Medical countermeasures are biological products used to counter threats to public life that include a chemical or biological or even nuclear component. Terrorist attacks and natural disasters that can cause chemical, biological, nuclear harm to large populations or diseases of an epidemic or pandemic proportion are considered events where medical countermeasures are necessary to be implemented by nations. In the case of the United States of America (US), the role of deploying such medical countermeasures falls to the Food and Drug Administration (FDA).
The FDA ensures that the countermeasures to be used will be safe and effective when deployed and works with federal and state administrations to ensure the safety of Americans by helping them build up their resources to be able to face external adverse health events.

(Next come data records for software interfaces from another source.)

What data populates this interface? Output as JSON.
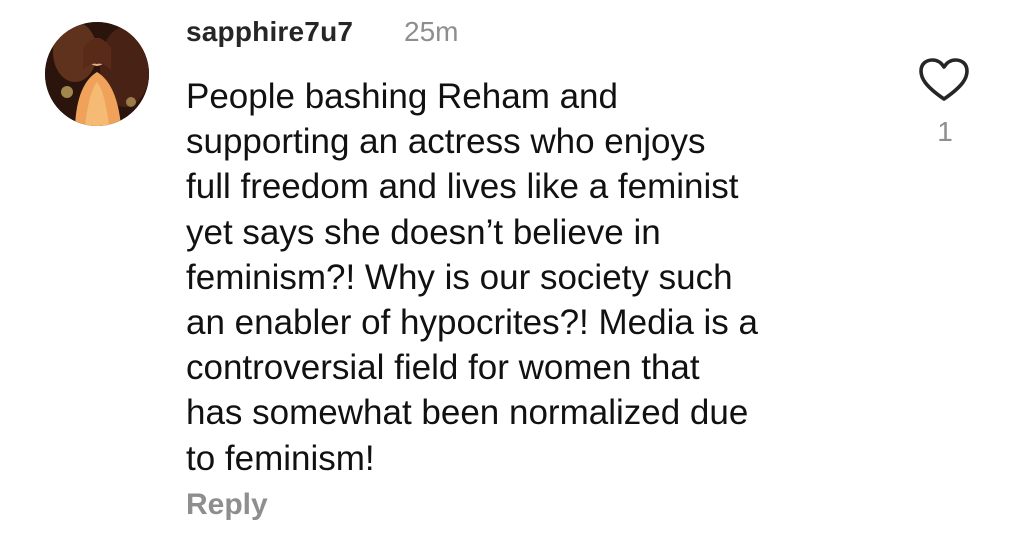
{
  "comment": {
    "username": "sapphire7u7",
    "timestamp": "25m",
    "text_lines": [
      "People bashing Reham and",
      "supporting an actress who enjoys",
      "full freedom and lives like a feminist",
      "yet says she doesn’t believe in",
      "feminism?! Why is our society such",
      "an enabler of hypocrites?! Media is a",
      "controversial field for women that",
      "has somewhat been normalized due",
      "to feminism!"
    ],
    "reply_label": "Reply",
    "like_count": "1",
    "like_icon": "heart-outline-icon"
  }
}
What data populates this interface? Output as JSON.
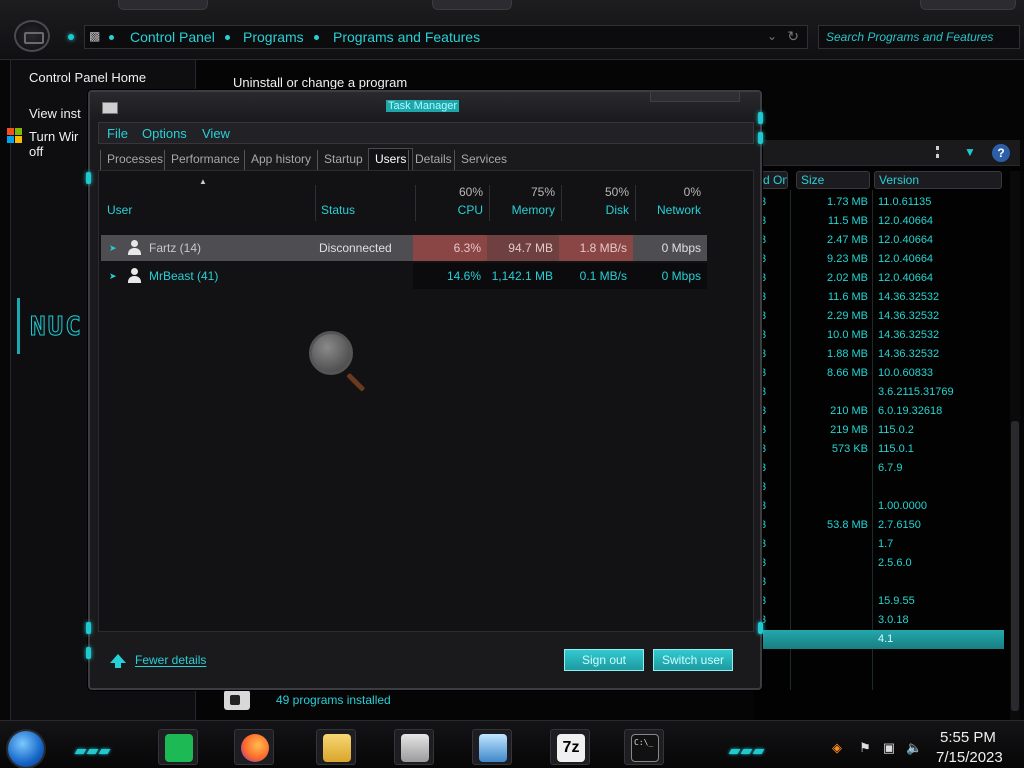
{
  "explorer": {
    "breadcrumbs": [
      "Control Panel",
      "Programs",
      "Programs and Features"
    ],
    "search_placeholder": "Search Programs and Features",
    "left_pane": {
      "home": "Control Panel Home",
      "view_installed": "View inst",
      "turn_windows_line1": "Turn Wir",
      "turn_windows_line2": "off"
    },
    "heading": "Uninstall or change a program",
    "columns": [
      "d On",
      "Size",
      "Version"
    ],
    "programs": [
      {
        "on": "3",
        "size": "1.73 MB",
        "version": "11.0.61135"
      },
      {
        "on": "3",
        "size": "11.5 MB",
        "version": "12.0.40664"
      },
      {
        "on": "3",
        "size": "2.47 MB",
        "version": "12.0.40664"
      },
      {
        "on": "3",
        "size": "9.23 MB",
        "version": "12.0.40664"
      },
      {
        "on": "3",
        "size": "2.02 MB",
        "version": "12.0.40664"
      },
      {
        "on": "3",
        "size": "11.6 MB",
        "version": "14.36.32532"
      },
      {
        "on": "3",
        "size": "2.29 MB",
        "version": "14.36.32532"
      },
      {
        "on": "3",
        "size": "10.0 MB",
        "version": "14.36.32532"
      },
      {
        "on": "3",
        "size": "1.88 MB",
        "version": "14.36.32532"
      },
      {
        "on": "3",
        "size": "8.66 MB",
        "version": "10.0.60833"
      },
      {
        "on": "3",
        "size": "",
        "version": "3.6.2115.31769"
      },
      {
        "on": "3",
        "size": "210 MB",
        "version": "6.0.19.32618"
      },
      {
        "on": "3",
        "size": "219 MB",
        "version": "115.0.2"
      },
      {
        "on": "3",
        "size": "573 KB",
        "version": "115.0.1"
      },
      {
        "on": "3",
        "size": "",
        "version": "6.7.9"
      },
      {
        "on": "3",
        "size": "",
        "version": ""
      },
      {
        "on": "3",
        "size": "",
        "version": "1.00.0000"
      },
      {
        "on": "3",
        "size": "53.8 MB",
        "version": "2.7.6150"
      },
      {
        "on": "3",
        "size": "",
        "version": "1.7"
      },
      {
        "on": "3",
        "size": "",
        "version": "2.5.6.0"
      },
      {
        "on": "3",
        "size": "",
        "version": ""
      },
      {
        "on": "3",
        "size": "",
        "version": "15.9.55"
      },
      {
        "on": "3",
        "size": "",
        "version": "3.0.18"
      },
      {
        "on": "",
        "size": "",
        "version": "4.1"
      }
    ],
    "status_text": "49 programs installed"
  },
  "task_manager": {
    "title": "Task Manager",
    "menu": [
      "File",
      "Options",
      "View"
    ],
    "tabs": [
      "Processes",
      "Performance",
      "App history",
      "Startup",
      "Users",
      "Details",
      "Services"
    ],
    "active_tab": "Users",
    "headers": {
      "user": "User",
      "status": "Status",
      "cpu": {
        "pct": "60%",
        "label": "CPU"
      },
      "memory": {
        "pct": "75%",
        "label": "Memory"
      },
      "disk": {
        "pct": "50%",
        "label": "Disk"
      },
      "network": {
        "pct": "0%",
        "label": "Network"
      }
    },
    "users": [
      {
        "name": "Fartz (14)",
        "status": "Disconnected",
        "cpu": "6.3%",
        "memory": "94.7 MB",
        "disk": "1.8 MB/s",
        "network": "0 Mbps"
      },
      {
        "name": "MrBeast (41)",
        "status": "",
        "cpu": "14.6%",
        "memory": "1,142.1 MB",
        "disk": "0.1 MB/s",
        "network": "0 Mbps"
      }
    ],
    "fewer_details": "Fewer details",
    "sign_out": "Sign out",
    "switch_user": "Switch user"
  },
  "taskbar": {
    "apps": [
      "spotify-icon",
      "firefox-icon",
      "file-explorer-icon",
      "task-manager-icon",
      "control-panel-icon",
      "7zip-icon",
      "cmd-icon"
    ],
    "labels": {
      "sevenzip": "7z",
      "cmd": "C:\\_"
    },
    "time": "5:55 PM",
    "date": "7/15/2023"
  }
}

While the FDA has already had many programs that address the countermeasure plan, it started the MCMI program under the Obama administration in 2010 as a capacity building program that strengthens the already existing programs. In lieu of this was born the MCMI. The MCMI works in close concert with the departments of health and human services, defense and other federal agencies like the Center for Disease Control (CDC).
The major goals of MCMI are as follows:
- Enabling and improving the FDA's ability to quickly deploy countermeasures according to various regulatory pathways.
- Ensuring regulatory pathways are clear and not cumbersome due to bureaucratic delays
- Enhancing research that aims to develop innovative measures, comply with safety regulations
- Modernizing the whole legal and regulatory framework to enable quicker decentralized responses at both state and federal levels
The resources that can be classified as MCMs are:
- vaccines, antibodies, and other biological products
- anti-microbial and anti-viral drugs and other similar drugs
- diagnostic test devices and personal protective equipment
The method of deploying MCMs depends on the needs of the emergency event. The Strategic National Stockpile (SNS) administered by the CDC is the usual provider of MCM resources to those involved in dispensing responses in the field. Other than SNS, local stockpiles in states also provide the resources. Healthcare workers and other public health responder’s are usually the ones to administer these MCMs in the field during emergency operations. But due to the nature of these resources, FDA approval is usually required in deploying to healthcare workers and others. One of the mechanisms that the FDA uses to release the resources is the Emergency Use Authorization. Another rule to be followed is the Animal Rule. This is when medical resources are in the developmental stages. Since it is not feasible to test the MCM resources on large human populations, sponsors of the medical resources need to gain approval from the FDA through well-controlled animal studies.
The FDA's Office of Counter terrorism and Emerging Threats (OCET) is the leading implementer of the MCMI program. Currently, the FDA has identified certain resources as the highest priorities in developing robust countermeasures. They are:
- Monoclonal antibodies
- Diagnostics to identify multiple threats simultaneously
- Biological and similar products that can be used on the battlefield
- Drugs and cellular therapies that can treat multiple harmful agents